== Input records ==
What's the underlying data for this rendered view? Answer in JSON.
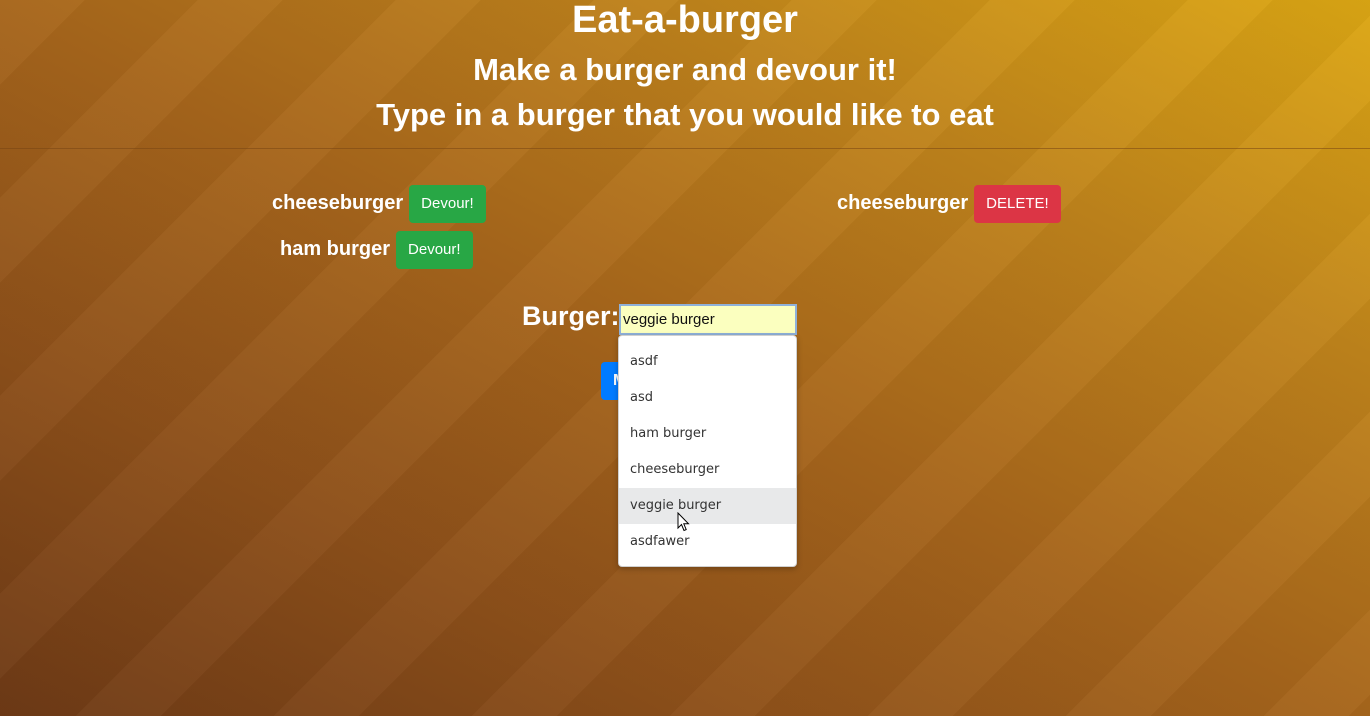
{
  "header": {
    "title": "Eat-a-burger",
    "subtitle": "Make a burger and devour it!",
    "instructions": "Type in a burger that you would like to eat"
  },
  "to_eat": [
    {
      "name": "cheeseburger",
      "button": "Devour!"
    },
    {
      "name": "ham burger",
      "button": "Devour!"
    }
  ],
  "devoured": [
    {
      "name": "cheeseburger",
      "button": "DELETE!"
    }
  ],
  "form": {
    "label": "Burger:",
    "input_value": "veggie burger",
    "submit_label": "Make it!"
  },
  "autocomplete": {
    "options": [
      "asdf",
      "asd",
      "ham burger",
      "cheeseburger",
      "veggie burger",
      "asdfawer"
    ],
    "highlighted": "veggie burger"
  },
  "colors": {
    "devour_button": "#28a745",
    "delete_button": "#dc3545",
    "submit_button": "#007bff",
    "input_autofill": "#fbffbf"
  },
  "icons": {
    "pointer": "mouse-pointer-icon"
  }
}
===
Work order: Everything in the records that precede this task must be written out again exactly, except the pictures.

Solution for this exercise:
What's the underlying data for this rendered view? Answer in JSON.
{
  "header": {
    "title": "Eat-a-burger",
    "subtitle": "Make a burger and devour it!",
    "instructions": "Type in a burger that you would like to eat"
  },
  "to_eat": [
    {
      "name": "cheeseburger",
      "button": "Devour!"
    },
    {
      "name": "ham burger",
      "button": "Devour!"
    }
  ],
  "devoured": [
    {
      "name": "cheeseburger",
      "button": "DELETE!"
    }
  ],
  "form": {
    "label": "Burger:",
    "input_value": "veggie burger",
    "submit_label": "Make it!"
  },
  "autocomplete": {
    "options": [
      "asdf",
      "asd",
      "ham burger",
      "cheeseburger",
      "veggie burger",
      "asdfawer"
    ],
    "highlighted": "veggie burger"
  },
  "colors": {
    "devour_button": "#28a745",
    "delete_button": "#dc3545",
    "submit_button": "#007bff",
    "input_autofill": "#fbffbf"
  },
  "icons": {
    "pointer": "mouse-pointer-icon"
  }
}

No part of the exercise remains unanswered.